While the iPhone SE may be Apple’s least expensive phone at $399, it is not in any way, shape, or form a low end phone. In fact, its one of the most advanced devices on the market. The A9 CPU is lifted straight from the 6S as is the 12mp rear camera and secure element for Apple Pay. The front camera, screen, and Touch ID sensor are the same as on the 5S. That said, decidedly unlike the 5S it has the Retina flash feature. If you’re looking for 3D touch, its not here. But considering the price and reusing the 5/5C/5S screen, I wouldn’t have expected it.

The most surprisingly controversial design element is reusing the 5S casing for the S$, though now with the same 4 colors as the 6S. The opposition to this perplexes me. Its a smart move for the consumer. The 5/5S have a mature and complete accessories market. Other than the design crowd, who would changing an already excellent design benefit?

The big question is who is this for? Let me tell you. First, its for the person who just wants to have an iPhone. This is your mom, dad, aunt, grandparent, etc and just want an easy to use smartphone experience. The other man crowd is people who even the 4.7” iPhone 6/6S to comfortably use. Lastly, its for the Apple Pay user. Apple wants mobile payments in everyone’s hands. Whoever you are, the iPhone SE gives you the high end features of the latest iPhones in a 4” form factor. You get the full iPhone experience at any size without compromise.

With the iPhone SE, the iPhone lineup is complete. If the SE doesn’t float your boat, you have two other options. Small, medium, and large everyone now has an option.

#CES2016: Ford & Fiat-Chrysler Get on CarPlay, Android Auto Bandwagons

I’m not going to lie, the rollout of mobile car connectivity platforms Apple Carplay and Android Auto have been slower than I expected. They’ve been given a major shot in the arm for 2016 as the Ford Motor Company and Fiat Chrysler Automobiles have both announced support for both platforms as part of their in-car entertainment systems. Both automakers had been long-term holdouts to the platforms. Let’s take a look at the details starting with Ford.

Ford’s implementation of Carplay and Android Auto will be part of their new QNX-based Sync 3 ecosystem. It will come standard on the 2017 version of Sync 3 with an update to 2016 MY vehicles coming later during 2016. Ford will take full advantage of Carplay enhancements in iOS 9 with not only touch control, but the vehicle’s physical buttons able to control the Carplay interface. The platforms are joined by additions to Ford’s own AppLink platform including a AAA app and in-car LTE internet support.

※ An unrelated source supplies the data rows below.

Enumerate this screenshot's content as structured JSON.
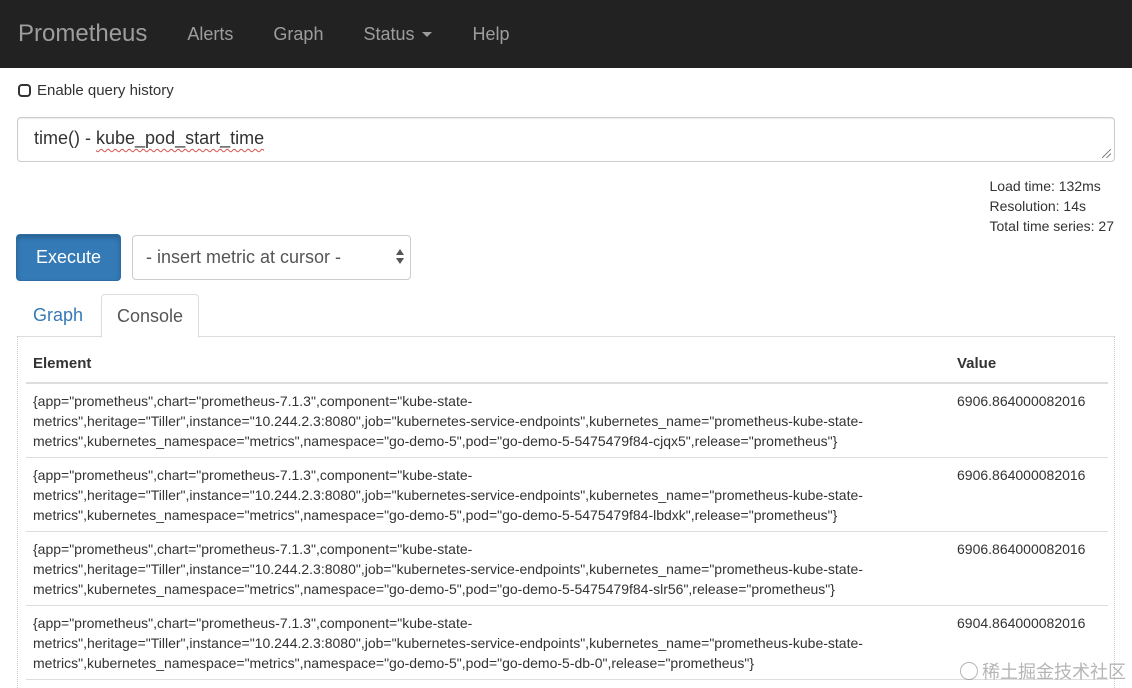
{
  "navbar": {
    "brand": "Prometheus",
    "items": [
      {
        "label": "Alerts"
      },
      {
        "label": "Graph"
      },
      {
        "label": "Status"
      },
      {
        "label": "Help"
      }
    ]
  },
  "history": {
    "label": "Enable query history",
    "checked": false
  },
  "expression": {
    "prefix": "time() - ",
    "metric": "kube_pod_start_time"
  },
  "stats": {
    "load_time": "Load time: 132ms",
    "resolution": "Resolution: 14s",
    "total_series": "Total time series: 27"
  },
  "controls": {
    "execute_label": "Execute",
    "metric_select": "- insert metric at cursor -"
  },
  "tabs": [
    {
      "label": "Graph",
      "active": false
    },
    {
      "label": "Console",
      "active": true
    }
  ],
  "table": {
    "headers": {
      "element": "Element",
      "value": "Value"
    },
    "rows": [
      {
        "element_lines": [
          "{app=\"prometheus\",chart=\"prometheus-7.1.3\",component=\"kube-state-",
          "metrics\",heritage=\"Tiller\",instance=\"10.244.2.3:8080\",job=\"kubernetes-service-endpoints\",kubernetes_name=\"prometheus-kube-state-",
          "metrics\",kubernetes_namespace=\"metrics\",namespace=\"go-demo-5\",pod=\"go-demo-5-5475479f84-cjqx5\",release=\"prometheus\"}"
        ],
        "value": "6906.864000082016"
      },
      {
        "element_lines": [
          "{app=\"prometheus\",chart=\"prometheus-7.1.3\",component=\"kube-state-",
          "metrics\",heritage=\"Tiller\",instance=\"10.244.2.3:8080\",job=\"kubernetes-service-endpoints\",kubernetes_name=\"prometheus-kube-state-",
          "metrics\",kubernetes_namespace=\"metrics\",namespace=\"go-demo-5\",pod=\"go-demo-5-5475479f84-lbdxk\",release=\"prometheus\"}"
        ],
        "value": "6906.864000082016"
      },
      {
        "element_lines": [
          "{app=\"prometheus\",chart=\"prometheus-7.1.3\",component=\"kube-state-",
          "metrics\",heritage=\"Tiller\",instance=\"10.244.2.3:8080\",job=\"kubernetes-service-endpoints\",kubernetes_name=\"prometheus-kube-state-",
          "metrics\",kubernetes_namespace=\"metrics\",namespace=\"go-demo-5\",pod=\"go-demo-5-5475479f84-slr56\",release=\"prometheus\"}"
        ],
        "value": "6906.864000082016"
      },
      {
        "element_lines": [
          "{app=\"prometheus\",chart=\"prometheus-7.1.3\",component=\"kube-state-",
          "metrics\",heritage=\"Tiller\",instance=\"10.244.2.3:8080\",job=\"kubernetes-service-endpoints\",kubernetes_name=\"prometheus-kube-state-",
          "metrics\",kubernetes_namespace=\"metrics\",namespace=\"go-demo-5\",pod=\"go-demo-5-db-0\",release=\"prometheus\"}"
        ],
        "value": "6904.864000082016"
      }
    ]
  },
  "watermark": "稀土掘金技术社区"
}
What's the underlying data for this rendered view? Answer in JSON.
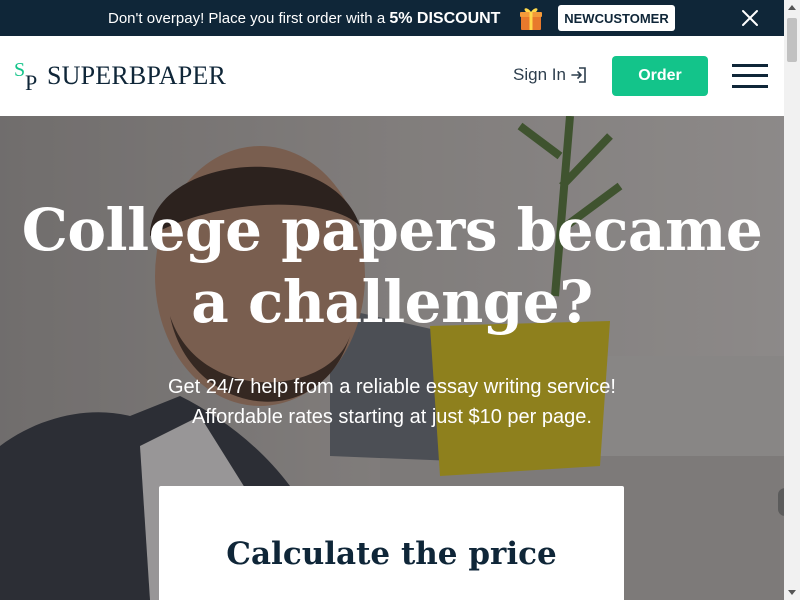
{
  "promo": {
    "text": "Don't overpay! Place you first order with a ",
    "discount": "5% DISCOUNT",
    "code": "NEWCUSTOMER"
  },
  "header": {
    "logo_text": "SUPERBPAPER",
    "logo_mark_s": "S",
    "logo_mark_p": "P",
    "signin_label": "Sign In",
    "order_label": "Order"
  },
  "hero": {
    "title_line1": "College papers became",
    "title_line2": "a challenge?",
    "subtitle_line1": "Get 24/7 help from a reliable essay writing service!",
    "subtitle_line2": "Affordable rates starting at just $10 per page."
  },
  "calculator": {
    "title": "Calculate the price"
  },
  "colors": {
    "promo_bg": "#0f2638",
    "accent": "#13c48a",
    "navy": "#0f2638"
  }
}
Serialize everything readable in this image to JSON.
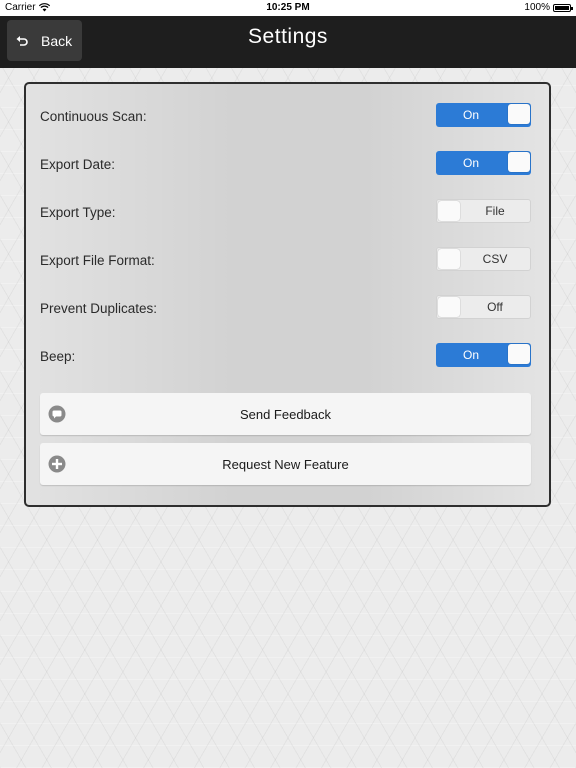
{
  "status_bar": {
    "carrier": "Carrier",
    "time": "10:25 PM",
    "battery": "100%"
  },
  "nav": {
    "back_label": "Back",
    "title": "Settings"
  },
  "settings": [
    {
      "label": "Continuous Scan:",
      "value": "On",
      "state": "on"
    },
    {
      "label": "Export Date:",
      "value": "On",
      "state": "on"
    },
    {
      "label": "Export Type:",
      "value": "File",
      "state": "off"
    },
    {
      "label": "Export File Format:",
      "value": "CSV",
      "state": "off"
    },
    {
      "label": "Prevent Duplicates:",
      "value": "Off",
      "state": "off"
    },
    {
      "label": "Beep:",
      "value": "On",
      "state": "on"
    }
  ],
  "actions": {
    "send_feedback": "Send Feedback",
    "request_feature": "Request New Feature"
  },
  "colors": {
    "toggle_on": "#2c7bd6",
    "navbar": "#1e1e1e"
  }
}
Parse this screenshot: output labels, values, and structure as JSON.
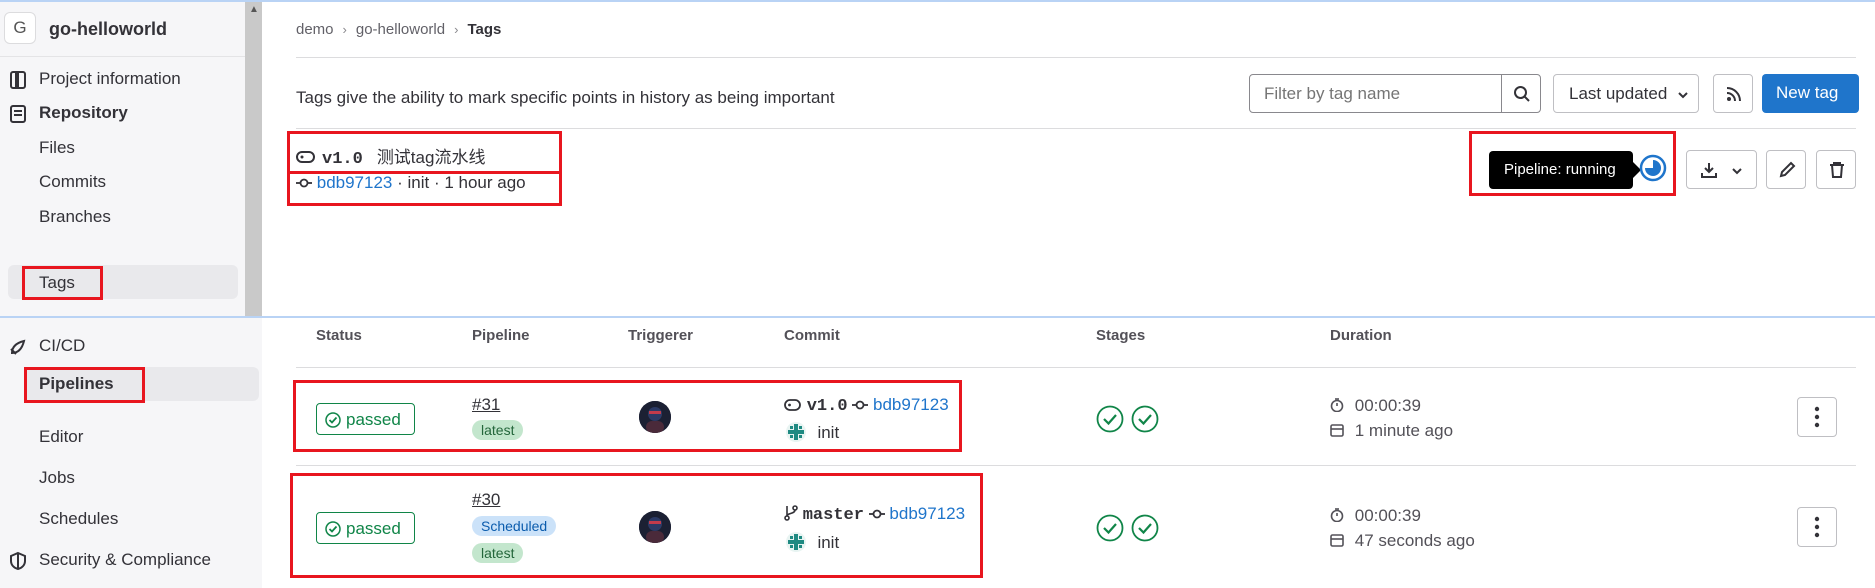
{
  "sidebar": {
    "project_initial": "G",
    "project_name": "go-helloworld",
    "items": [
      {
        "label": "Project information",
        "icon": "project-info-icon"
      },
      {
        "label": "Repository",
        "icon": "repository-icon"
      },
      {
        "label": "Files"
      },
      {
        "label": "Commits"
      },
      {
        "label": "Branches"
      },
      {
        "label": "Tags"
      },
      {
        "label": "CI/CD",
        "icon": "rocket-icon"
      },
      {
        "label": "Pipelines"
      },
      {
        "label": "Editor"
      },
      {
        "label": "Jobs"
      },
      {
        "label": "Schedules"
      },
      {
        "label": "Security & Compliance",
        "icon": "shield-icon"
      }
    ]
  },
  "breadcrumb": [
    "demo",
    "go-helloworld",
    "Tags"
  ],
  "tags_page": {
    "description": "Tags give the ability to mark specific points in history as being important",
    "filter_placeholder": "Filter by tag name",
    "sort_label": "Last updated",
    "new_tag_label": "New tag",
    "tag": {
      "name": "v1.0",
      "message": "测试tag流水线",
      "commit_sha": "bdb97123",
      "commit_info": "· init · 1 hour ago",
      "pipeline_tooltip": "Pipeline: running"
    }
  },
  "pipelines": {
    "headers": [
      "Status",
      "Pipeline",
      "Triggerer",
      "Commit",
      "Stages",
      "Duration"
    ],
    "rows": [
      {
        "status": "passed",
        "id": "#31",
        "badges": [
          "latest"
        ],
        "ref_type": "tag",
        "ref": "v1.0",
        "sha": "bdb97123",
        "message": "init",
        "duration": "00:00:39",
        "finished": "1 minute ago"
      },
      {
        "status": "passed",
        "id": "#30",
        "badges": [
          "Scheduled",
          "latest"
        ],
        "ref_type": "branch",
        "ref": "master",
        "sha": "bdb97123",
        "message": "init",
        "duration": "00:00:39",
        "finished": "47 seconds ago"
      }
    ]
  },
  "colors": {
    "accent": "#1f75cb",
    "success": "#108548",
    "highlight_box": "#e8161f"
  }
}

Not very long after Ford’s announcement, Fiat Chrysler announced its fourth generation of its Uconnect system. The new Uconnect will feature a 8.4-inch touch screen and also have Carplay and Android Auto support. The system will be available in the company’s Chrysler, Dodge, Fiat, Jeep, and Ram vehicles. Unlike rival Ford, FCA did not announce an upgrade path for older vehicles. They did, however, announce a special 12.1″ version of the Uconnect for first responders. The extra large version will be available on the Dodge Charger Pursuit police package and feature a resolution of 1024×768 compared to the 640×480 resolution of the 8.4″ version.

With Ford and FCA, almost every automaker will have both Carplay and Android Auto in their 2017 model year lineups.

Source: Ford, FCA